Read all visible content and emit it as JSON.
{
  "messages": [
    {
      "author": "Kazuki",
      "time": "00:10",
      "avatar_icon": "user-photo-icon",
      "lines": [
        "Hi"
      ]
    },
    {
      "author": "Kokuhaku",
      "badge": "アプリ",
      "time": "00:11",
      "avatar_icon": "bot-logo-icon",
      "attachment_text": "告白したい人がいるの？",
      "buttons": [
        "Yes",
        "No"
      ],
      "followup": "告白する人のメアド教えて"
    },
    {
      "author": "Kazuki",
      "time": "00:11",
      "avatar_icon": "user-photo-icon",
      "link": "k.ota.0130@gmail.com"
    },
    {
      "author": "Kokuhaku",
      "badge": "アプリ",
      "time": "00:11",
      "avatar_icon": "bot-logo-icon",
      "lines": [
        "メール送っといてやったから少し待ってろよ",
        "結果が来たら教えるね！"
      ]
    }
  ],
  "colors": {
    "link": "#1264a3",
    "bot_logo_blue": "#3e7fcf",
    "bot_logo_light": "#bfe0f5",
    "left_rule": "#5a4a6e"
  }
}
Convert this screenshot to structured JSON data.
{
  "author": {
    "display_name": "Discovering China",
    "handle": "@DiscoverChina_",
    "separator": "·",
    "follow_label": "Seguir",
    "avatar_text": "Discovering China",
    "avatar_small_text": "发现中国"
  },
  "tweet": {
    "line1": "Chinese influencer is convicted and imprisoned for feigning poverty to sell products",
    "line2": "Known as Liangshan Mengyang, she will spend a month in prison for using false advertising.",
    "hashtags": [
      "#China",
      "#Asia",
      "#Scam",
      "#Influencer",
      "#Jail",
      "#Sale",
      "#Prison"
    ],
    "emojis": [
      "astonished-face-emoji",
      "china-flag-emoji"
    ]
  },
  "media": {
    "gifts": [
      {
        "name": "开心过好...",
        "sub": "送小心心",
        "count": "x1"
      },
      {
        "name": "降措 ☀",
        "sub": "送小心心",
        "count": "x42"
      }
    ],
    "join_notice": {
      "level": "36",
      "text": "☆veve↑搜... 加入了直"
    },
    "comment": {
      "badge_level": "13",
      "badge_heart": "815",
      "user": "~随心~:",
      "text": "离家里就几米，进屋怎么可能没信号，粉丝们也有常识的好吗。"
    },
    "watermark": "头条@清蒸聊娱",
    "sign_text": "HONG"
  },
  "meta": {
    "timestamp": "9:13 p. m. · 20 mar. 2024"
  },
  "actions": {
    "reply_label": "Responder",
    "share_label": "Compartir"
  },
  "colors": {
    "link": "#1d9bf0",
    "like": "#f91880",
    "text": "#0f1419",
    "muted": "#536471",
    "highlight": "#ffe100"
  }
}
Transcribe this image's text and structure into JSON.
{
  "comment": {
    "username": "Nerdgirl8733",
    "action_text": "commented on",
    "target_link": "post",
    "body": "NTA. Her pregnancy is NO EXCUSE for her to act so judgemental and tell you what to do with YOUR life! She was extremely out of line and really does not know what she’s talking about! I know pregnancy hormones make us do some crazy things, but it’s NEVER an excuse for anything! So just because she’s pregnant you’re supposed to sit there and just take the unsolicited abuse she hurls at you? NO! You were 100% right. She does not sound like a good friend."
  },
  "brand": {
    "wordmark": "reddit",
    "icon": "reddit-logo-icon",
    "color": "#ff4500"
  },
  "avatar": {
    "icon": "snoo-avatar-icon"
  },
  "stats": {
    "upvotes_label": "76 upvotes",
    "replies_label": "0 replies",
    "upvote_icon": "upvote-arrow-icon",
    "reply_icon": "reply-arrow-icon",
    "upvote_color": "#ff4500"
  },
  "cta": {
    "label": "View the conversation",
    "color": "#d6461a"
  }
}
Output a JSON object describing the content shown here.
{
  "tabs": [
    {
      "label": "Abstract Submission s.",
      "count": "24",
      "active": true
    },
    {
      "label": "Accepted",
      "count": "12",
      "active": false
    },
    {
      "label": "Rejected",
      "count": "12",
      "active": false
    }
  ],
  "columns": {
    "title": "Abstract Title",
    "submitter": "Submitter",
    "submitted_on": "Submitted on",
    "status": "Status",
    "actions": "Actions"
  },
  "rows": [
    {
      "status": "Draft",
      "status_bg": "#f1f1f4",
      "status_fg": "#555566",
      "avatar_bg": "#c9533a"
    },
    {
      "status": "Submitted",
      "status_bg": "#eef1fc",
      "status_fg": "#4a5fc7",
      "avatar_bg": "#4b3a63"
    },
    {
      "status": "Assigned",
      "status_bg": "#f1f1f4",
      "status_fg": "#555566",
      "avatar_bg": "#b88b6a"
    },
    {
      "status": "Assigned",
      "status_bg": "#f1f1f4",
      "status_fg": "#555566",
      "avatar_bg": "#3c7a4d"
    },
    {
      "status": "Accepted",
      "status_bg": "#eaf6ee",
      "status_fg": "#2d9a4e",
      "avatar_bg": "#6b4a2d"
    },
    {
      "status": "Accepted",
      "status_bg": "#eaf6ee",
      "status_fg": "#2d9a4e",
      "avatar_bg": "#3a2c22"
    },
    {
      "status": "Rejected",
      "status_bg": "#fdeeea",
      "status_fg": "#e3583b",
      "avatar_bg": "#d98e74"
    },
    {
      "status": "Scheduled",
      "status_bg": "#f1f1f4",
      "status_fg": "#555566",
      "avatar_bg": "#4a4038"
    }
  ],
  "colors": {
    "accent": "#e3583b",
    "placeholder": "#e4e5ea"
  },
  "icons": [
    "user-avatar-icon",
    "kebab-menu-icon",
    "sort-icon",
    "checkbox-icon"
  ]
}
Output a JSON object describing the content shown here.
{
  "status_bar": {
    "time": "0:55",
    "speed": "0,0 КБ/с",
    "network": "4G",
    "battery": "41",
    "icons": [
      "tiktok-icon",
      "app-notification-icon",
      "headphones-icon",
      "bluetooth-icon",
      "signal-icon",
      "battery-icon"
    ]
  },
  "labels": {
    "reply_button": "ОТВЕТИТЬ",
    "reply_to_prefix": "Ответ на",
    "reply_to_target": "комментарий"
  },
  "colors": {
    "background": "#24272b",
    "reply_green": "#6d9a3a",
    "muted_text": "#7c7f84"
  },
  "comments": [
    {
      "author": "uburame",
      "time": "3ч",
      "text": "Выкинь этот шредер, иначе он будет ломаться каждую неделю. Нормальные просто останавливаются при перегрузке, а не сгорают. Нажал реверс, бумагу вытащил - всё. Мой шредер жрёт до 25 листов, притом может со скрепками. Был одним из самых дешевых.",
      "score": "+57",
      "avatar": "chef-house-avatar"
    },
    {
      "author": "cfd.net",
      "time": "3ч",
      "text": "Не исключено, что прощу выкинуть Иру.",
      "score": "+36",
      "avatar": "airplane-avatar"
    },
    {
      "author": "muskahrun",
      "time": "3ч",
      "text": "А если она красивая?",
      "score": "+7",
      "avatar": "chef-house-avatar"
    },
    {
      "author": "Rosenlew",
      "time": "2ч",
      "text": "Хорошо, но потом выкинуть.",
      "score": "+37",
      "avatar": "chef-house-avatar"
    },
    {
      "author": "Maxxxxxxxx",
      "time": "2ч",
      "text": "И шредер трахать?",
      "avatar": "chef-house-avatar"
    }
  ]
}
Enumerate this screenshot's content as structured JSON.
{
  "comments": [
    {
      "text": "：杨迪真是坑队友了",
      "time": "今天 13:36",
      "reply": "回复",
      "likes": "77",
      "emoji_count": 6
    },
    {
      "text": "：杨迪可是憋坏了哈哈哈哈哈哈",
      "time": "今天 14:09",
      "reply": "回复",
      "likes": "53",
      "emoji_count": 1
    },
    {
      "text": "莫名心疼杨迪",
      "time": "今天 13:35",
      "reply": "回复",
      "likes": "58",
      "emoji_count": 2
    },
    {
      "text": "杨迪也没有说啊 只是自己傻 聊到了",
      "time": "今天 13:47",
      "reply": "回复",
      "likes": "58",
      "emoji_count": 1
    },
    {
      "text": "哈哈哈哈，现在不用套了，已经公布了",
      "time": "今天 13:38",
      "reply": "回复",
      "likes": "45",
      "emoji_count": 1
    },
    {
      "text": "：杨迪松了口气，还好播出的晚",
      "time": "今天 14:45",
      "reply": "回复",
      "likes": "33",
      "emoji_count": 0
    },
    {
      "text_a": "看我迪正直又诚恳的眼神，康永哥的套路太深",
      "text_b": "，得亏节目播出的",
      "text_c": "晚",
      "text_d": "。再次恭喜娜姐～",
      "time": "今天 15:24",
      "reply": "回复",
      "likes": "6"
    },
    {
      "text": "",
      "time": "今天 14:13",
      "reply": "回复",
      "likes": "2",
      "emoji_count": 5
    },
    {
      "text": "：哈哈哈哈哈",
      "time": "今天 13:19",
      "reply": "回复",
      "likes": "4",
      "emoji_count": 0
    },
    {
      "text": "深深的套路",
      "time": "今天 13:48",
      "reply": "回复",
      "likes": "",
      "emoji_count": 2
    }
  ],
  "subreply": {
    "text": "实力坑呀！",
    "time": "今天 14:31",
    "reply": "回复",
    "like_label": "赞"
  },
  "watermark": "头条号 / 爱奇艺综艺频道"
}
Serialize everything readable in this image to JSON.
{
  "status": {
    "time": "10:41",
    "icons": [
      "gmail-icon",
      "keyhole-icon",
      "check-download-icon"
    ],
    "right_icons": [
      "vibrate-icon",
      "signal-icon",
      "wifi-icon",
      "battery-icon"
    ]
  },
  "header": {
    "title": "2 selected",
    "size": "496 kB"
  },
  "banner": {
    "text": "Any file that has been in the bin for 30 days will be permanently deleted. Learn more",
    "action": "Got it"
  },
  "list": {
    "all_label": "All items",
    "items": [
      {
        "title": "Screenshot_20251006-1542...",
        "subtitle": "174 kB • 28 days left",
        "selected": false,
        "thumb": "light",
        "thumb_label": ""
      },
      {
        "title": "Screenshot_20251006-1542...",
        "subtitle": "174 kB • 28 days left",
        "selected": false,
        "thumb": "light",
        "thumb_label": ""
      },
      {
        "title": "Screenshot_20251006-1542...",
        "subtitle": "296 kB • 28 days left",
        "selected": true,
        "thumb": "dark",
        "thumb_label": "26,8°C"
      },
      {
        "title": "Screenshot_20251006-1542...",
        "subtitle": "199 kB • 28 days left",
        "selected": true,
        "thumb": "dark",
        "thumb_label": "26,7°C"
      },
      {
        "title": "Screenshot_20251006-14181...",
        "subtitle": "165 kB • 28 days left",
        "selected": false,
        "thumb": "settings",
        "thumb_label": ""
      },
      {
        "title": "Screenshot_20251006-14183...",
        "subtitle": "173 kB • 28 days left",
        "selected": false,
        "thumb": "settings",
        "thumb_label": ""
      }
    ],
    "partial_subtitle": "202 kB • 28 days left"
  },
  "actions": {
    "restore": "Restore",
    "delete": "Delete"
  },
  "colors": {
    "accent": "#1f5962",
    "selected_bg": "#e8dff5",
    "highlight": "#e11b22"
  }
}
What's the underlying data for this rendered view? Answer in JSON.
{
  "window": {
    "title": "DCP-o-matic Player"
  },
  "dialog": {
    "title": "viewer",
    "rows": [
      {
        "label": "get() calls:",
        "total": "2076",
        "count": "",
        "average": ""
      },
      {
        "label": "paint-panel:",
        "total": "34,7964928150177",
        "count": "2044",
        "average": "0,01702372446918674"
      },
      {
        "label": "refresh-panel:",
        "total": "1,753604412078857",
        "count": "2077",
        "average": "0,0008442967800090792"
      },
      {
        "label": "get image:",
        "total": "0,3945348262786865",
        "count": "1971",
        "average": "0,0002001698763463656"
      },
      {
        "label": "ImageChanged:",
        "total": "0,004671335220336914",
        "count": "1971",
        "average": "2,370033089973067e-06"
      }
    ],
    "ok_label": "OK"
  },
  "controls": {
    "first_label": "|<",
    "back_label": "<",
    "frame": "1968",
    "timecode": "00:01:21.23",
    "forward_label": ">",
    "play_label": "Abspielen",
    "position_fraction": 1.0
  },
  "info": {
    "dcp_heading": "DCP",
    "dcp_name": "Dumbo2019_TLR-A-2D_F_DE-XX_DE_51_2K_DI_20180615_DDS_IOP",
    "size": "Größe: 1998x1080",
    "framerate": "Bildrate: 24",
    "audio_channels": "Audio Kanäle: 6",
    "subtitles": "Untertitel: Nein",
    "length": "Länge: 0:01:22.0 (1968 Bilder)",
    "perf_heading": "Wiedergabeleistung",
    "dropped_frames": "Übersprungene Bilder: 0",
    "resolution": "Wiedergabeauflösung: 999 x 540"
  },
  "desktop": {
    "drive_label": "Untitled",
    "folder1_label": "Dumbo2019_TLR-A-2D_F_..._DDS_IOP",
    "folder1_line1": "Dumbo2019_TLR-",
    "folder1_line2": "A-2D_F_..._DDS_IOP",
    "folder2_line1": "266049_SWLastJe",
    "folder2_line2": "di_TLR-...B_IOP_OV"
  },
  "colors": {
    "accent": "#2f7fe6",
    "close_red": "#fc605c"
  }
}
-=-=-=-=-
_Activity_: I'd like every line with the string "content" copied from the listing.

_Response area_:
Read all visible content and emit it as JSON.
Output a JSON object describing the content shown here.
Output a JSON object describing the content shown here.
Enumerate this screenshot's content as structured JSON.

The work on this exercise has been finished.